Comaduster – Foam Abattoir (Comaduster remix mess) by comaduster
Kinetik 5.0
We’re five beers deep into this post, and even though you’re sure to hear us wax both nostalgic and anticipatory about Canada’s (and not to mention North America’s) pre-eminent industrial festival in the months to come, we’re already loudly excited about getting to spend four days getting yelled at by Germans in Canada’s funnest city. Absolutely nothing this side of the Atlantic can hold a candle to Kinetik (as festival vets we speak from experience), and if you’re reading this, odds are you’re the sort of person who’s bound to have an ear-splitting, liver-damaging, taste-affirming good time that you’ll never forget.
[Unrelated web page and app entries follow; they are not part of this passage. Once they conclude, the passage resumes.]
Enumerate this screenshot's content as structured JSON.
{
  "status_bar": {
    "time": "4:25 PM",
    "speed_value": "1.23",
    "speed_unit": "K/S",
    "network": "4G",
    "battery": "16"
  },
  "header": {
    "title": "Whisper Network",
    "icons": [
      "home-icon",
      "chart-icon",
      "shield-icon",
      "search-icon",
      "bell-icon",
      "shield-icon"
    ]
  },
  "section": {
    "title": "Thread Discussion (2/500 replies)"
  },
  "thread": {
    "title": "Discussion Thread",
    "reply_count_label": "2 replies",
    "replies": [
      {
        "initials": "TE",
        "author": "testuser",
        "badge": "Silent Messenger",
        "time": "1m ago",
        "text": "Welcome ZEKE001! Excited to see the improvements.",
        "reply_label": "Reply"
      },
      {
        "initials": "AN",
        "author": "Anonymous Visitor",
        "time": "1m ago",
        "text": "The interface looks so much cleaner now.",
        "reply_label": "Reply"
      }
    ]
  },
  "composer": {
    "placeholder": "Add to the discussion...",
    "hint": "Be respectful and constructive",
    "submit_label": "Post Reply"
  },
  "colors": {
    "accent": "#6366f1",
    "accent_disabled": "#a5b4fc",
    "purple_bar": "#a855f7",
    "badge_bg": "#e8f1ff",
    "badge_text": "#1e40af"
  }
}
Hope to see you there, first Boreale’s on you.
Ask heads in the know who their favourite North American artists from the early 2000s, and it’s more than likely Stromkern will come up. Hell, before we could even get started writing this, we had to take a few minutes to revisit a bunch of notorious nice guy (Chris Peterson once told us he was “a paladin in the industrial scene”) Ned Kirby’s material. “Nightriders”, “Perfect Sunrise”, “Heretic”, take your pick: dude’s staccato, rap influenced vocal delivery and lean, anthemic songs carved him a niche in the waning US scene of the era. He had a track on a Dependent comp last year, but has otherwise been pretty silent since the release of 2004’s WTII release Light It Up, and it’s certainly been our loss. We liked the rockish feel on “Sub-Librarian“, and would be happy with a whole album of it. To be honest, at least half the senior staff would buy an album of Ned doing bouzouki music, so long as he’s doing something. We’re waiting patiently for this one.
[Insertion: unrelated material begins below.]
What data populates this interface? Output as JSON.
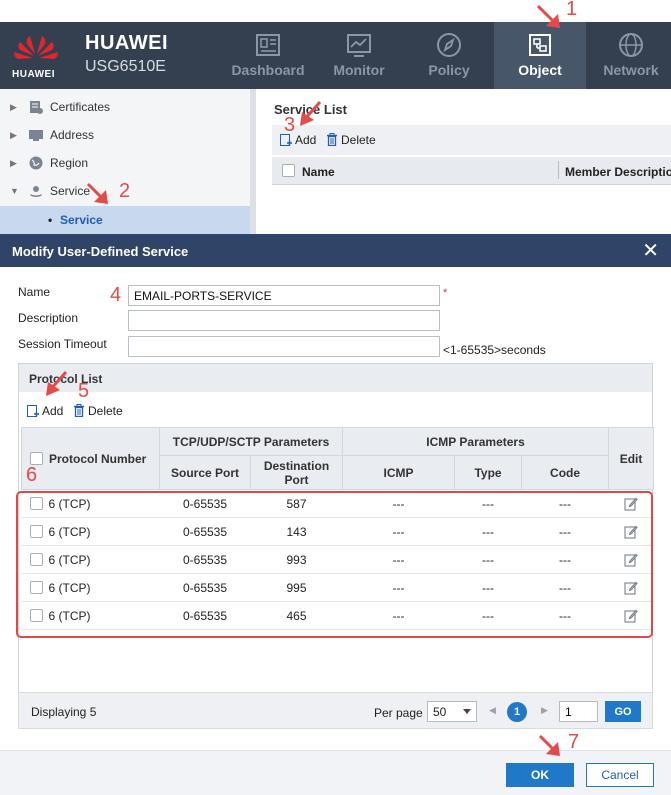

More Legit Goth Rock Records
Guess which senior staffer added this to the list? Okay, we get it: the long-forestalled Sisters record ain’t ever gonna happen, the Mish ain’t what they used to be, and proper goth rock’s profile in North America is pretty damn low. That said, if we can have resurgences of minimal wave, acid house, roots EBM, and coldwave (of both the European and American varieties), then surely it isn’t too much to ask to hear some new proper trad goth. Recent records from Pretentious, Moi?, Nosferatu, and The House Of Usher were all great, but there are only so many times we can listen to our Rosetta Stone albums while going for evening constitutionals in stormy weather, and it’d be awesome to hear at least a few younger bands picking up the mantle. Sure, there’s no money in the goth rock game nowadays, but the hair and music can’t be beat. (Know a young, up-and-coming band who use crimpers and pentatonic scales? Throw Bruce a bone!)
What records are you looking forward to? What trends would you like to see continue or die a swift yet painful death? Holler at us in the comments.